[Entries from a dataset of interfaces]
=== Section Start ===
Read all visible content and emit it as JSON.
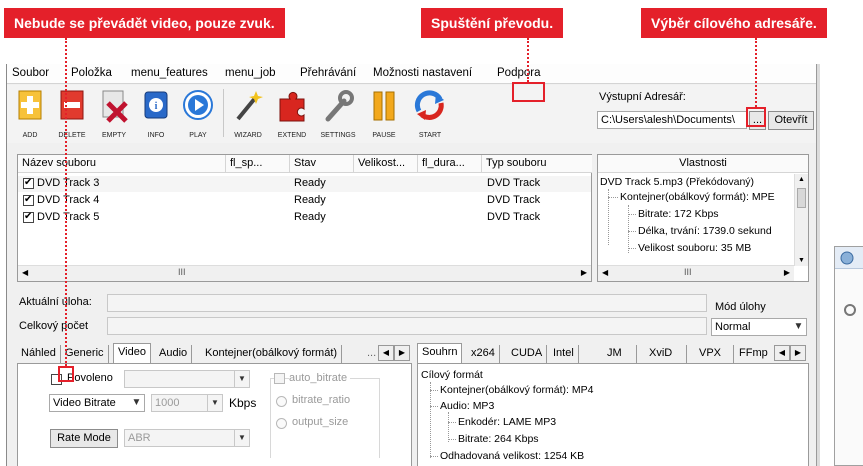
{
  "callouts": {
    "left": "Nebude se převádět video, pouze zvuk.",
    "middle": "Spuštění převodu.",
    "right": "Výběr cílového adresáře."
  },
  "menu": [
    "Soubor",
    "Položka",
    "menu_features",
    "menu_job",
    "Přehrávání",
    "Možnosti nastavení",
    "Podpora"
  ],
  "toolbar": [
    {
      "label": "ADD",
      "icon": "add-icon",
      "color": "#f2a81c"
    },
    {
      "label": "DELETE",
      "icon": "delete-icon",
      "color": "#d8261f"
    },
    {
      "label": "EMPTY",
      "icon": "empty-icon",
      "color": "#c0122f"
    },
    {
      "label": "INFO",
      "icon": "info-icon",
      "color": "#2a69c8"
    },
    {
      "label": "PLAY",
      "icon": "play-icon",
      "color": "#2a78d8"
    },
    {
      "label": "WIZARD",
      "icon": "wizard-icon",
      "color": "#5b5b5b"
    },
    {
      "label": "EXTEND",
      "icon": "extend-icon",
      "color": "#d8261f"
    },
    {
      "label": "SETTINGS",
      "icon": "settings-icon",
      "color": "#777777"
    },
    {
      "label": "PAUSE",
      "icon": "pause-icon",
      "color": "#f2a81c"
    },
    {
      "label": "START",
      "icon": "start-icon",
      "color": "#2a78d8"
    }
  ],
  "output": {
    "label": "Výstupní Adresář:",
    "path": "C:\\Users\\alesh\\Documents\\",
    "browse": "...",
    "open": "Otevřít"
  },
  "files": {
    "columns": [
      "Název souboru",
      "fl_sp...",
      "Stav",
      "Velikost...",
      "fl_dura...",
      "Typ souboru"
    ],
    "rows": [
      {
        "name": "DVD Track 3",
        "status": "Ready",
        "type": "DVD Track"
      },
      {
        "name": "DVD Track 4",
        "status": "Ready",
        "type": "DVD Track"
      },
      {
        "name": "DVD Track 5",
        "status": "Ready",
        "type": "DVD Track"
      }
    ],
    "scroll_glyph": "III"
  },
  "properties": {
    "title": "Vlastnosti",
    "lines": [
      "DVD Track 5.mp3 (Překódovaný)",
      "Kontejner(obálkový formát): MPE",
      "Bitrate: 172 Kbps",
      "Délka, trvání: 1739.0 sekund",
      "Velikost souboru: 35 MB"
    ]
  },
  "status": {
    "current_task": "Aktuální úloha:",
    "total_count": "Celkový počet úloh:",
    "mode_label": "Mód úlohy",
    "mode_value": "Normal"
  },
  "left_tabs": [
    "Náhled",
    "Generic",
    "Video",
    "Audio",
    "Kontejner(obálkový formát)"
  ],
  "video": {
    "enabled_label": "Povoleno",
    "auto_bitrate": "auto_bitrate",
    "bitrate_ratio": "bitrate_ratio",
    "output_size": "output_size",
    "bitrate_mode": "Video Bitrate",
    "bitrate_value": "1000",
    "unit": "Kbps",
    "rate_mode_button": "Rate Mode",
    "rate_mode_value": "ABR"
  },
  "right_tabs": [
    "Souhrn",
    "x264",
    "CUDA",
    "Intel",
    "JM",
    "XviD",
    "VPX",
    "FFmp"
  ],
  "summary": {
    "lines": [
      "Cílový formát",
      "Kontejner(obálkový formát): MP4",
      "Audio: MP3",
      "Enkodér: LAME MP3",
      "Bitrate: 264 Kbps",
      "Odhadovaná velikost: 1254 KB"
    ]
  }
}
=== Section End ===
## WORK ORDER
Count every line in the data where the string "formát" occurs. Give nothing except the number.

## WRITTEN SOLUTION
4